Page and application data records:
=======

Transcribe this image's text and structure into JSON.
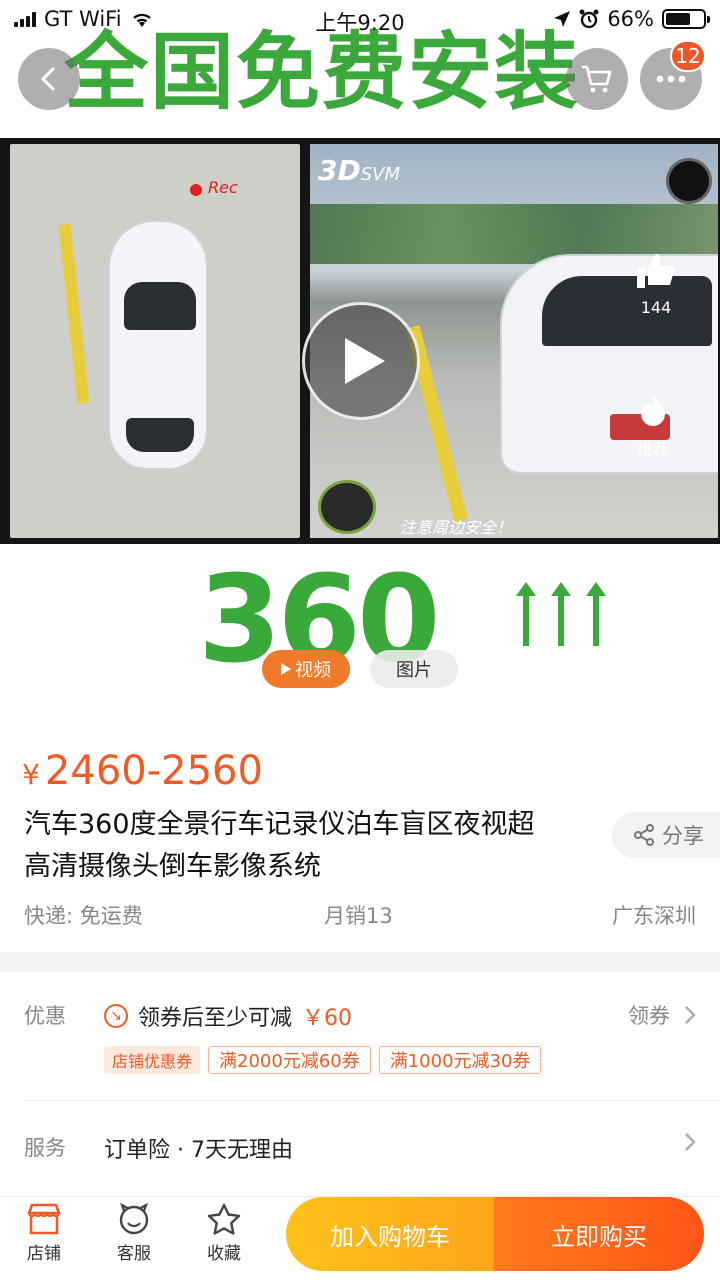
{
  "status_bar": {
    "carrier": "GT WiFi",
    "time": "上午9:20",
    "battery": "66%",
    "battery_level": 0.66
  },
  "header": {
    "promo_banner": "全国免费安装",
    "cart_badge": "12"
  },
  "media": {
    "brand_text": "3D",
    "brand_sub": "SVM",
    "rec_label": "Rec",
    "safety_note": "注意周边安全！",
    "like_count": "144",
    "recommend_label": "推荐",
    "big_number": "360",
    "tab_video": "视频",
    "tab_image": "图片"
  },
  "product": {
    "currency": "¥",
    "price_range": "2460-2560",
    "title_line1": "汽车360度全景行车记录仪泊车盲区夜视超",
    "title_line2": "高清摄像头倒车影像系统",
    "share_label": "分享",
    "shipping": "快递: 免运费",
    "monthly_sales": "月销13",
    "location": "广东深圳"
  },
  "promotions": {
    "label": "优惠",
    "coupon_text": "领券后至少可减",
    "coupon_amount": "￥60",
    "get_coupon": "领券",
    "tag_shop": "店铺优惠券",
    "tags": [
      "满2000元减60券",
      "满1000元减30券"
    ]
  },
  "service": {
    "label": "服务",
    "text": "订单险 · 7天无理由"
  },
  "bottom_bar": {
    "shop": "店铺",
    "service": "客服",
    "favorite": "收藏",
    "add_to_cart": "加入购物车",
    "buy_now": "立即购买"
  },
  "colors": {
    "accent": "#f15a24",
    "promo_green": "#3aa83a",
    "cart_button": "#ffb11a",
    "buy_button": "#ff6a1a"
  }
}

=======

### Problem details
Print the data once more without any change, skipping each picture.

### Problem solution
Transcribe this image's text and structure into JSON.
{
  "status_bar": {
    "carrier": "GT WiFi",
    "time": "上午9:20",
    "battery": "66%",
    "battery_level": 0.66
  },
  "header": {
    "promo_banner": "全国免费安装",
    "cart_badge": "12"
  },
  "media": {
    "brand_text": "3D",
    "brand_sub": "SVM",
    "rec_label": "Rec",
    "safety_note": "注意周边安全！",
    "like_count": "144",
    "recommend_label": "推荐",
    "big_number": "360",
    "tab_video": "视频",
    "tab_image": "图片"
  },
  "product": {
    "currency": "¥",
    "price_range": "2460-2560",
    "title_line1": "汽车360度全景行车记录仪泊车盲区夜视超",
    "title_line2": "高清摄像头倒车影像系统",
    "share_label": "分享",
    "shipping": "快递: 免运费",
    "monthly_sales": "月销13",
    "location": "广东深圳"
  },
  "promotions": {
    "label": "优惠",
    "coupon_text": "领券后至少可减",
    "coupon_amount": "￥60",
    "get_coupon": "领券",
    "tag_shop": "店铺优惠券",
    "tags": [
      "满2000元减60券",
      "满1000元减30券"
    ]
  },
  "service": {
    "label": "服务",
    "text": "订单险 · 7天无理由"
  },
  "bottom_bar": {
    "shop": "店铺",
    "service": "客服",
    "favorite": "收藏",
    "add_to_cart": "加入购物车",
    "buy_now": "立即购买"
  },
  "colors": {
    "accent": "#f15a24",
    "promo_green": "#3aa83a",
    "cart_button": "#ffb11a",
    "buy_button": "#ff6a1a"
  }
}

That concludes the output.